TASK ITEM = Scan the data for lines with "directionalLight" and report the count by itself.

MATERIAL SHOWN =
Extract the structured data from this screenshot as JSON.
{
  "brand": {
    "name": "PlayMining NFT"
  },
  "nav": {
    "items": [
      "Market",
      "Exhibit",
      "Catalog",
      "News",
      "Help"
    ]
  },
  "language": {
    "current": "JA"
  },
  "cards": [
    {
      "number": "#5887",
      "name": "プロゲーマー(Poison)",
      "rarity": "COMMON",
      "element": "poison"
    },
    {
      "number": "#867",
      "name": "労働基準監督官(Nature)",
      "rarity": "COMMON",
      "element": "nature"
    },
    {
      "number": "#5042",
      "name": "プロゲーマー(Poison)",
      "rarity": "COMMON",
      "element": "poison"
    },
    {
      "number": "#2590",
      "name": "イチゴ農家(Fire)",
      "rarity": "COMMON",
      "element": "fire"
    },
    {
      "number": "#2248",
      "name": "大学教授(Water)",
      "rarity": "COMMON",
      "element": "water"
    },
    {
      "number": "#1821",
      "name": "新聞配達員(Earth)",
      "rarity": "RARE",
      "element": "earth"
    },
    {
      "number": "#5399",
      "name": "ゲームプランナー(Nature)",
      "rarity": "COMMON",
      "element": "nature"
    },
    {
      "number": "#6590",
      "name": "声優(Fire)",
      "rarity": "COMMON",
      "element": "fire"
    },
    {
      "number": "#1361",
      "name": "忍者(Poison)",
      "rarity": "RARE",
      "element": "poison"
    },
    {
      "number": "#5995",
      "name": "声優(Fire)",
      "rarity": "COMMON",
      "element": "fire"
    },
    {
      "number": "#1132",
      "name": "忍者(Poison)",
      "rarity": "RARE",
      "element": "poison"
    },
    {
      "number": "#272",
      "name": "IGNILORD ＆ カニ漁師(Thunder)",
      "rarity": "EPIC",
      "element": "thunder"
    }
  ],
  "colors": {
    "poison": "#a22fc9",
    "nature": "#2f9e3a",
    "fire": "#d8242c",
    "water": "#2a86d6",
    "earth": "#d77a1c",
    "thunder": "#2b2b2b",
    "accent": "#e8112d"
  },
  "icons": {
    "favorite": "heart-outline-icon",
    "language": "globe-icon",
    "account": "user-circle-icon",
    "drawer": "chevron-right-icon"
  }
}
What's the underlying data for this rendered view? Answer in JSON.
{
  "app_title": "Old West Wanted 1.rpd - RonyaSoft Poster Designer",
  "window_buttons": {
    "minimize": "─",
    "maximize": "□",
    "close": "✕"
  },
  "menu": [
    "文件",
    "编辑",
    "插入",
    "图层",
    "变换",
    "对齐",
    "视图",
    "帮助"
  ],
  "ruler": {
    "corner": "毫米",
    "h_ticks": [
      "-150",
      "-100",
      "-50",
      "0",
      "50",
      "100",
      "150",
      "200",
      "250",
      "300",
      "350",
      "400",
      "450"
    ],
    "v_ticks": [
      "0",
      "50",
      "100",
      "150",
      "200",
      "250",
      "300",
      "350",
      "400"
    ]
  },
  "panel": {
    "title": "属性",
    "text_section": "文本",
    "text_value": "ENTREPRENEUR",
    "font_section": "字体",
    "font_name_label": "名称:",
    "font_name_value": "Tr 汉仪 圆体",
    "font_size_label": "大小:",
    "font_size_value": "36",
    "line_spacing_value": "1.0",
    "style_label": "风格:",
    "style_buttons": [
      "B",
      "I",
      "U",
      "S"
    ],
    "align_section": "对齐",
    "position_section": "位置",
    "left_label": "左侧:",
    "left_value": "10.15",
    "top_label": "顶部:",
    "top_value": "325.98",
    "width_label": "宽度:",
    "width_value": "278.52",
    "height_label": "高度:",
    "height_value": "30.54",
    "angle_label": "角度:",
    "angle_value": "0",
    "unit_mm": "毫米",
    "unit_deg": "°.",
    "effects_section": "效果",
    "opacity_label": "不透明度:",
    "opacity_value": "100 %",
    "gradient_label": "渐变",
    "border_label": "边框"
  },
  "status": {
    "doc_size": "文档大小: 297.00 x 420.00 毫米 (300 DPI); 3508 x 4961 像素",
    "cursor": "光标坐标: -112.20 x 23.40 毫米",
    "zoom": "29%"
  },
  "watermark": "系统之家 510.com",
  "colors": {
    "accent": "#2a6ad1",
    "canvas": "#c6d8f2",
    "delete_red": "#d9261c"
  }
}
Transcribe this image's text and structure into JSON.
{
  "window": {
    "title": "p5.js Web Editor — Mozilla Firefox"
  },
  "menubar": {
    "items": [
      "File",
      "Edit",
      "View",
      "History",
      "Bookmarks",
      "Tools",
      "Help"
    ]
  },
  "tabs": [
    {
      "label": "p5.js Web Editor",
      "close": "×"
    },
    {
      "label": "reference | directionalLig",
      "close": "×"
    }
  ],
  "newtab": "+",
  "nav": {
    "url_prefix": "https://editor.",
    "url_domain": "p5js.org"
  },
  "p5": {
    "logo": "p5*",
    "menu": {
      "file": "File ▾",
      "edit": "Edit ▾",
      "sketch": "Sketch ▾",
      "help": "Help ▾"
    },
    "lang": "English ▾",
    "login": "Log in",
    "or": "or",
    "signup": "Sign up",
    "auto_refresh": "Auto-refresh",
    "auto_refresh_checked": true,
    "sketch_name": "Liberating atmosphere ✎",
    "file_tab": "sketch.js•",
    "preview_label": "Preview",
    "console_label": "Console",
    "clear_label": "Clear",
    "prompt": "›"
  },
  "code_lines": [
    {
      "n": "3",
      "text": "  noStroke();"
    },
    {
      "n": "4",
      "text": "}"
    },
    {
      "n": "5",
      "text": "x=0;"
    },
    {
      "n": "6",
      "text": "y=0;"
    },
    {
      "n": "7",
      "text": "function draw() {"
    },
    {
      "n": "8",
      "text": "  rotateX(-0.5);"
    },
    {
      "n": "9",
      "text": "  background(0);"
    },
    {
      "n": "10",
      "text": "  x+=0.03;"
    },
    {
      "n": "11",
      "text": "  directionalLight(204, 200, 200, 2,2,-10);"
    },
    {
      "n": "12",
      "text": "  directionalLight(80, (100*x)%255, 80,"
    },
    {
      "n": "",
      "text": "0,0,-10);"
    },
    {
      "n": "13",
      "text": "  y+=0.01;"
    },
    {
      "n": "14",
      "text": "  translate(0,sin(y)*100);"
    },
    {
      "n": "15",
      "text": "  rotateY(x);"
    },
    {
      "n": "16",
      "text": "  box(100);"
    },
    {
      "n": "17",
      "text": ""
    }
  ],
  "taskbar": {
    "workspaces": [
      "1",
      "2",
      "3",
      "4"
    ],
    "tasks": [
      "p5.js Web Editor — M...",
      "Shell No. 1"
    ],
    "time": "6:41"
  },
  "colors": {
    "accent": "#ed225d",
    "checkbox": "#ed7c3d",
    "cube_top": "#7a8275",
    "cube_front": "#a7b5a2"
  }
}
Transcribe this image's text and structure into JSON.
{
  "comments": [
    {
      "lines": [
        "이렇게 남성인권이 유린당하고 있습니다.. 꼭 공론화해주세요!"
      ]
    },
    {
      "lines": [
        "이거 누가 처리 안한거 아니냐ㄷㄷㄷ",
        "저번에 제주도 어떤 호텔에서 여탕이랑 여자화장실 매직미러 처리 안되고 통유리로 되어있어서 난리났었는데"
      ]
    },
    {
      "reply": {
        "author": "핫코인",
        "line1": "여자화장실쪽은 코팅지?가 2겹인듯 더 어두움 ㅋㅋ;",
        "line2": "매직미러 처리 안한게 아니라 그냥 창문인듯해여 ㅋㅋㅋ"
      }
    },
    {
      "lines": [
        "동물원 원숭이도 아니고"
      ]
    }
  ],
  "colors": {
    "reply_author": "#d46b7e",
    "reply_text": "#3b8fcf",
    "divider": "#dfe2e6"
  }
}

EXERCISE ANSWER = 2